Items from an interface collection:
--------------------
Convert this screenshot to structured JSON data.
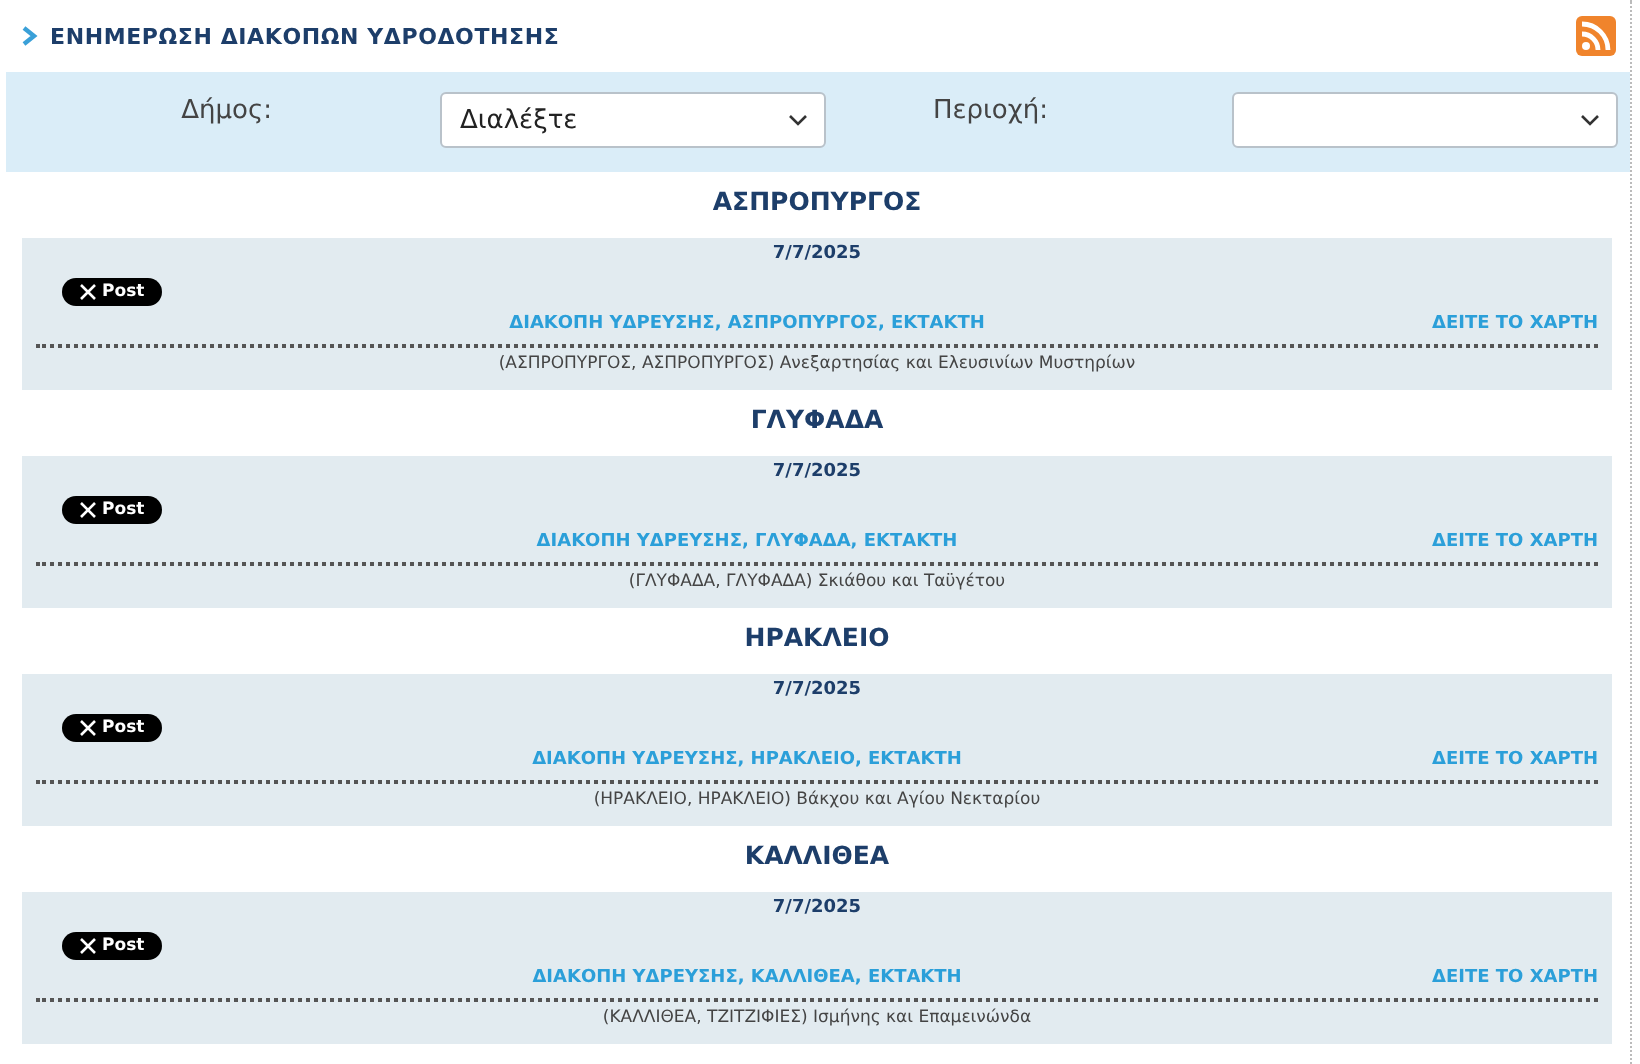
{
  "header": {
    "title": "ΕΝΗΜΕΡΩΣΗ ΔΙΑΚΟΠΩΝ ΥΔΡΟΔΟΤΗΣΗΣ"
  },
  "filters": [
    {
      "label": "Δήμος:",
      "value": "Διαλέξτε"
    },
    {
      "label": "Περιοχή:"
    }
  ],
  "sections": [
    {
      "heading": "ΑΣΠΡΟΠΥΡΓΟΣ",
      "date": "7/7/2025",
      "share": "Post",
      "title": "ΔΙΑΚΟΠΗ ΥΔΡΕΥΣΗΣ, ΑΣΠΡΟΠΥΡΓΟΣ, ΕΚΤΑΚΤΗ",
      "map_link": "ΔΕΙΤΕ ΤΟ ΧΑΡΤΗ",
      "address": "(ΑΣΠΡΟΠΥΡΓΟΣ, ΑΣΠΡΟΠΥΡΓΟΣ) Ανεξαρτησίας και Ελευσινίων Μυστηρίων"
    },
    {
      "heading": "ΓΛΥΦΑΔΑ",
      "date": "7/7/2025",
      "share": "Post",
      "title": "ΔΙΑΚΟΠΗ ΥΔΡΕΥΣΗΣ, ΓΛΥΦΑΔΑ, ΕΚΤΑΚΤΗ",
      "map_link": "ΔΕΙΤΕ ΤΟ ΧΑΡΤΗ",
      "address": "(ΓΛΥΦΑΔΑ, ΓΛΥΦΑΔΑ) Σκιάθου και Ταϋγέτου"
    },
    {
      "heading": "ΗΡΑΚΛΕΙΟ",
      "date": "7/7/2025",
      "share": "Post",
      "title": "ΔΙΑΚΟΠΗ ΥΔΡΕΥΣΗΣ, ΗΡΑΚΛΕΙΟ, ΕΚΤΑΚΤΗ",
      "map_link": "ΔΕΙΤΕ ΤΟ ΧΑΡΤΗ",
      "address": "(ΗΡΑΚΛΕΙΟ, ΗΡΑΚΛΕΙΟ) Βάκχου και Αγίου Νεκταρίου"
    },
    {
      "heading": "ΚΑΛΛΙΘΕΑ",
      "date": "7/7/2025",
      "share": "Post",
      "title": "ΔΙΑΚΟΠΗ ΥΔΡΕΥΣΗΣ, ΚΑΛΛΙΘΕΑ, ΕΚΤΑΚΤΗ",
      "map_link": "ΔΕΙΤΕ ΤΟ ΧΑΡΤΗ",
      "address": "(ΚΑΛΛΙΘΕΑ, ΤΖΙΤΖΙΦΙΕΣ) Ισμήνης και Επαμεινώνδα"
    }
  ]
}
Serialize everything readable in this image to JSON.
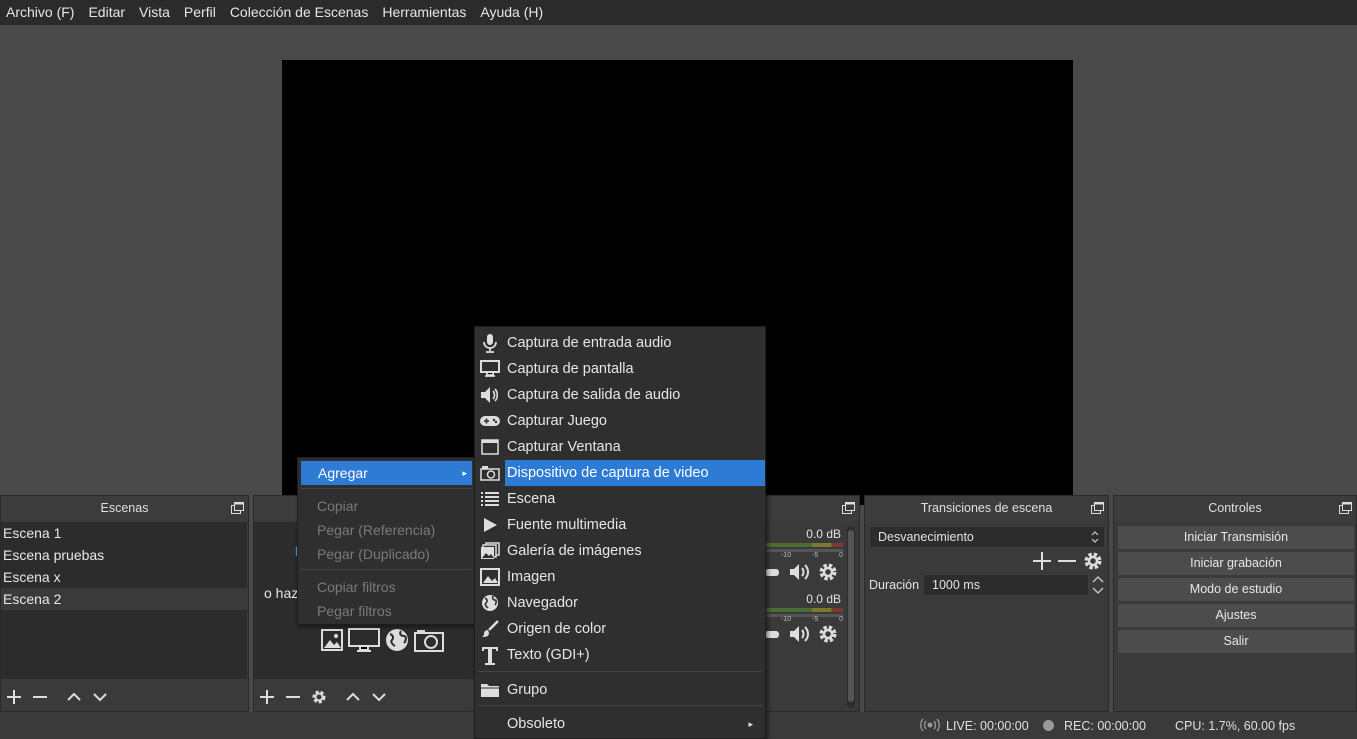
{
  "menubar": [
    "Archivo (F)",
    "Editar",
    "Vista",
    "Perfil",
    "Colección de Escenas",
    "Herramientas",
    "Ayuda (H)"
  ],
  "scenes": {
    "title": "Escenas",
    "items": [
      "Escena 1",
      "Escena pruebas",
      "Escena x",
      "Escena 2"
    ],
    "selected_index": 3
  },
  "sources": {
    "partial_hint": "o haz",
    "partial_char": "l"
  },
  "context_menu": {
    "agregar": "Agregar",
    "items": [
      "Copiar",
      "Pegar (Referencia)",
      "Pegar (Duplicado)",
      "Copiar filtros",
      "Pegar filtros"
    ]
  },
  "submenu": {
    "items": [
      {
        "label": "Captura de entrada audio",
        "icon": "microphone-icon"
      },
      {
        "label": "Captura de pantalla",
        "icon": "monitor-icon"
      },
      {
        "label": "Captura de salida de audio",
        "icon": "speaker-icon"
      },
      {
        "label": "Capturar Juego",
        "icon": "gamepad-icon"
      },
      {
        "label": "Capturar Ventana",
        "icon": "window-icon"
      },
      {
        "label": "Dispositivo de captura de video",
        "icon": "camera-icon"
      },
      {
        "label": "Escena",
        "icon": "list-icon"
      },
      {
        "label": "Fuente multimedia",
        "icon": "play-icon"
      },
      {
        "label": "Galería de imágenes",
        "icon": "gallery-icon"
      },
      {
        "label": "Imagen",
        "icon": "image-icon"
      },
      {
        "label": "Navegador",
        "icon": "globe-icon"
      },
      {
        "label": "Origen de color",
        "icon": "brush-icon"
      },
      {
        "label": "Texto (GDI+)",
        "icon": "text-icon"
      }
    ],
    "group": "Grupo",
    "obsolete": "Obsoleto",
    "highlight_index": 5,
    "highlight_color": "#2d7bd4"
  },
  "mixer": {
    "channels": [
      {
        "db": "0.0 dB",
        "scale": [
          "-10",
          "-5",
          "0"
        ]
      },
      {
        "db": "0.0 dB",
        "scale": [
          "-10",
          "-5",
          "0"
        ]
      }
    ]
  },
  "transitions": {
    "title": "Transiciones de escena",
    "selected": "Desvanecimiento",
    "duration_label": "Duración",
    "duration_value": "1000 ms"
  },
  "controls": {
    "title": "Controles",
    "buttons": [
      "Iniciar Transmisión",
      "Iniciar grabación",
      "Modo de estudio",
      "Ajustes",
      "Salir"
    ]
  },
  "status": {
    "live": "LIVE: 00:00:00",
    "rec": "REC: 00:00:00",
    "cpu": "CPU: 1.7%, 60.00 fps"
  }
}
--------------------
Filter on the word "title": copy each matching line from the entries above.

    "title": "ΕΝΗΜΕΡΩΣΗ ΔΙΑΚΟΠΩΝ ΥΔΡΟΔΟΤΗΣΗΣ"
      "title": "ΔΙΑΚΟΠΗ ΥΔΡΕΥΣΗΣ, ΑΣΠΡΟΠΥΡΓΟΣ, ΕΚΤΑΚΤΗ",
      "title": "ΔΙΑΚΟΠΗ ΥΔΡΕΥΣΗΣ, ΓΛΥΦΑΔΑ, ΕΚΤΑΚΤΗ",
      "title": "ΔΙΑΚΟΠΗ ΥΔΡΕΥΣΗΣ, ΗΡΑΚΛΕΙΟ, ΕΚΤΑΚΤΗ",
      "title": "ΔΙΑΚΟΠΗ ΥΔΡΕΥΣΗΣ, ΚΑΛΛΙΘΕΑ, ΕΚΤΑΚΤΗ",
    "title": "Escenas",
    "title": "Transiciones de escena",
    "title": "Controles",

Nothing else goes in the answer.